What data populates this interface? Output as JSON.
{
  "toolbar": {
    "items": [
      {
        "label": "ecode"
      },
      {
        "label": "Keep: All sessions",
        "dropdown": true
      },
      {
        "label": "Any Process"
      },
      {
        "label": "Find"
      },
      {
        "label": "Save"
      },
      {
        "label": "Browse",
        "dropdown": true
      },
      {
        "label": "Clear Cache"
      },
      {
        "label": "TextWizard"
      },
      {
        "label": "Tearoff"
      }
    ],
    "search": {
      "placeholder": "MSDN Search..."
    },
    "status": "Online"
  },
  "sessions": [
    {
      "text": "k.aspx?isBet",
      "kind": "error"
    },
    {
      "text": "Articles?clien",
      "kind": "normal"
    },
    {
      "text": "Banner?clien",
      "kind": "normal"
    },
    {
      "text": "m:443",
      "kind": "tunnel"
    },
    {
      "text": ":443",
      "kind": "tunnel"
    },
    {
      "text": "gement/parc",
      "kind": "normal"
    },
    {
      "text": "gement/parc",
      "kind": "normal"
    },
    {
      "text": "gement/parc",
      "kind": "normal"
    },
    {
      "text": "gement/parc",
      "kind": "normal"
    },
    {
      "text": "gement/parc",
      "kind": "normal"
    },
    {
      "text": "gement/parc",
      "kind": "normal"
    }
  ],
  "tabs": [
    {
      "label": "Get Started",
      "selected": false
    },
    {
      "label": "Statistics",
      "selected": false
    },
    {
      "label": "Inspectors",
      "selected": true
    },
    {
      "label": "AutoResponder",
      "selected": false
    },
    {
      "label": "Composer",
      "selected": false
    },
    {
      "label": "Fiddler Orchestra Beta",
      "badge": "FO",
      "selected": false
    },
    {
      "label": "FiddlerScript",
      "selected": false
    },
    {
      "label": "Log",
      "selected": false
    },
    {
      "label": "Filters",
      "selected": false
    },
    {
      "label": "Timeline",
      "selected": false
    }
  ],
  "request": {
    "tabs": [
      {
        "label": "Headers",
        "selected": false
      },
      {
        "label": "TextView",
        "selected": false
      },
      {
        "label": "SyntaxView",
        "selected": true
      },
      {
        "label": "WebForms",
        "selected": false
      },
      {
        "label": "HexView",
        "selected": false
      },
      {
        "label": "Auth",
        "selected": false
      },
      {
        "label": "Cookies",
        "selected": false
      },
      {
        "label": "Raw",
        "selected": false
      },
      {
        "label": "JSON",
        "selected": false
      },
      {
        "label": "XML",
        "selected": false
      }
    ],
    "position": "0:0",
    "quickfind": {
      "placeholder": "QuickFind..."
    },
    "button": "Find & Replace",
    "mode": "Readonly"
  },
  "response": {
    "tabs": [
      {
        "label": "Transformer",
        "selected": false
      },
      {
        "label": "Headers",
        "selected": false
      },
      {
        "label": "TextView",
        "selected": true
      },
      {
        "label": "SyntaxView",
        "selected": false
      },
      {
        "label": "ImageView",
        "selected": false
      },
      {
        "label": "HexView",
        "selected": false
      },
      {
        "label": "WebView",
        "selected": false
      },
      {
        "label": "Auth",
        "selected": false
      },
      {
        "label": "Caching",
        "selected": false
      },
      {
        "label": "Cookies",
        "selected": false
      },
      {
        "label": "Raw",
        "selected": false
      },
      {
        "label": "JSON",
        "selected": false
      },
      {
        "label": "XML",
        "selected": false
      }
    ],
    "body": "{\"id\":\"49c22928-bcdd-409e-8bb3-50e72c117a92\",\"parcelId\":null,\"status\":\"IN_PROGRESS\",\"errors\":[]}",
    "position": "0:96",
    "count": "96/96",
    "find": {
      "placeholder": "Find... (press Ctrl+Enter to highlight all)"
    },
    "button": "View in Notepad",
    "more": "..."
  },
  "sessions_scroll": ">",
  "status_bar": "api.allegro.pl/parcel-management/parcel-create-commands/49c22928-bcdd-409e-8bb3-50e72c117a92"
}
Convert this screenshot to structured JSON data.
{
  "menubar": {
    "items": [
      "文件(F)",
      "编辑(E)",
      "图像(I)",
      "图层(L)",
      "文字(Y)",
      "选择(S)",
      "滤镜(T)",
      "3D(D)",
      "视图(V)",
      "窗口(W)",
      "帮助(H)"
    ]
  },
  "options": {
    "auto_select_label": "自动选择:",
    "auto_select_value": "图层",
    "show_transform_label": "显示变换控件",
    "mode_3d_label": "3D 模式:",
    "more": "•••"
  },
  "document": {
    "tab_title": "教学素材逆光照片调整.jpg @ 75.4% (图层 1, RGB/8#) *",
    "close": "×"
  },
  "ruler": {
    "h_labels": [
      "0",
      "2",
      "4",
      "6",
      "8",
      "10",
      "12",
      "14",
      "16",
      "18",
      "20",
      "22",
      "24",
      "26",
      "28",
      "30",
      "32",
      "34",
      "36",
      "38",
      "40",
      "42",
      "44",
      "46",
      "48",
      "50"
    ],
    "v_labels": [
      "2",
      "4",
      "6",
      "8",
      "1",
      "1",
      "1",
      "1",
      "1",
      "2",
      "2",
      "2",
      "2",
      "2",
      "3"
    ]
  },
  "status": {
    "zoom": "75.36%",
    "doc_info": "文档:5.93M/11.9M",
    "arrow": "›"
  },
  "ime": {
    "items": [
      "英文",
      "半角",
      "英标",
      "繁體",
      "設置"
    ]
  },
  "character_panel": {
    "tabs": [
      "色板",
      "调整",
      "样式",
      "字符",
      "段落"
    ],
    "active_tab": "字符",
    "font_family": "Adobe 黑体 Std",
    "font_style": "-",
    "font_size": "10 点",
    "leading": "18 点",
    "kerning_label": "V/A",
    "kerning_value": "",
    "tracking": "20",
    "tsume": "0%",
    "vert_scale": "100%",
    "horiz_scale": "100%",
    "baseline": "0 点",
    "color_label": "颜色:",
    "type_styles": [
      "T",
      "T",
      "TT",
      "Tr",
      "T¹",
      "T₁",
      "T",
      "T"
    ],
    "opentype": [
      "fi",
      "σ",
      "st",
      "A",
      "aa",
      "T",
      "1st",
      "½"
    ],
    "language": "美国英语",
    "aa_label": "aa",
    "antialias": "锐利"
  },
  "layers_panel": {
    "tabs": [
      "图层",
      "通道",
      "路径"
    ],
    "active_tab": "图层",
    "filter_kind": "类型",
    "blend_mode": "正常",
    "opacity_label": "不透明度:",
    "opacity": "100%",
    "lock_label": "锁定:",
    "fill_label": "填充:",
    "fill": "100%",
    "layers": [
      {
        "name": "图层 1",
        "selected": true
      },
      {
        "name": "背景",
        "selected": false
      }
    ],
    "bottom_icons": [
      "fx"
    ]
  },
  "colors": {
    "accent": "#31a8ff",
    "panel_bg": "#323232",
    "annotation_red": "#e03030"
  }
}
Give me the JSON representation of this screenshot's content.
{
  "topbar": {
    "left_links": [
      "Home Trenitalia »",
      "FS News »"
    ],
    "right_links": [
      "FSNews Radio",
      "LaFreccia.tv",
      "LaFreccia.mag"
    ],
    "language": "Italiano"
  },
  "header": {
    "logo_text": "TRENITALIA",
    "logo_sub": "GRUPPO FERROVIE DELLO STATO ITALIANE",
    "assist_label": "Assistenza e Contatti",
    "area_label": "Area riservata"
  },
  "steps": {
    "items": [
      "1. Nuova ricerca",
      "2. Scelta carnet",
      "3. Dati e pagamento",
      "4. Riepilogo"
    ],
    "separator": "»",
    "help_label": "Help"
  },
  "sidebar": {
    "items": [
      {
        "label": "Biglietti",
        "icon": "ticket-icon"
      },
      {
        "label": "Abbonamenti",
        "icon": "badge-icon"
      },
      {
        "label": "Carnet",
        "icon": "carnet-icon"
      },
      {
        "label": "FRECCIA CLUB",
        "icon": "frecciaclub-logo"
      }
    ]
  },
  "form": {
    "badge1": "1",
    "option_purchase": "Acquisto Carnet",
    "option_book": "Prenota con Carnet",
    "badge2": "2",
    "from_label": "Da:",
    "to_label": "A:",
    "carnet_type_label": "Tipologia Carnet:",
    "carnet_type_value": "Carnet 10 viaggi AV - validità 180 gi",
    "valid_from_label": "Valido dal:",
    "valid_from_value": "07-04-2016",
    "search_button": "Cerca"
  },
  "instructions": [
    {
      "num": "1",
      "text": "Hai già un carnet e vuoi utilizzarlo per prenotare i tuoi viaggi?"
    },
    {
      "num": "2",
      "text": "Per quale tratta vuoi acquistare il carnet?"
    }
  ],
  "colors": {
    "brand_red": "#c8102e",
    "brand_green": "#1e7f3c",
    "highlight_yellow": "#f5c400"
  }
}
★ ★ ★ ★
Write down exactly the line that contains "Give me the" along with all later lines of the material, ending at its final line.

§ **Exercise result**:
Give me the JSON representation of this screenshot's content.
{
  "topbar": {
    "left_links": [
      "Home Trenitalia »",
      "FS News »"
    ],
    "right_links": [
      "FSNews Radio",
      "LaFreccia.tv",
      "LaFreccia.mag"
    ],
    "language": "Italiano"
  },
  "header": {
    "logo_text": "TRENITALIA",
    "logo_sub": "GRUPPO FERROVIE DELLO STATO ITALIANE",
    "assist_label": "Assistenza e Contatti",
    "area_label": "Area riservata"
  },
  "steps": {
    "items": [
      "1. Nuova ricerca",
      "2. Scelta carnet",
      "3. Dati e pagamento",
      "4. Riepilogo"
    ],
    "separator": "»",
    "help_label": "Help"
  },
  "sidebar": {
    "items": [
      {
        "label": "Biglietti",
        "icon": "ticket-icon"
      },
      {
        "label": "Abbonamenti",
        "icon": "badge-icon"
      },
      {
        "label": "Carnet",
        "icon": "carnet-icon"
      },
      {
        "label": "FRECCIA CLUB",
        "icon": "frecciaclub-logo"
      }
    ]
  },
  "form": {
    "badge1": "1",
    "option_purchase": "Acquisto Carnet",
    "option_book": "Prenota con Carnet",
    "badge2": "2",
    "from_label": "Da:",
    "to_label": "A:",
    "carnet_type_label": "Tipologia Carnet:",
    "carnet_type_value": "Carnet 10 viaggi AV - validità 180 gi",
    "valid_from_label": "Valido dal:",
    "valid_from_value": "07-04-2016",
    "search_button": "Cerca"
  },
  "instructions": [
    {
      "num": "1",
      "text": "Hai già un carnet e vuoi utilizzarlo per prenotare i tuoi viaggi?"
    },
    {
      "num": "2",
      "text": "Per quale tratta vuoi acquistare il carnet?"
    }
  ],
  "colors": {
    "brand_red": "#c8102e",
    "brand_green": "#1e7f3c",
    "highlight_yellow": "#f5c400"
  }
}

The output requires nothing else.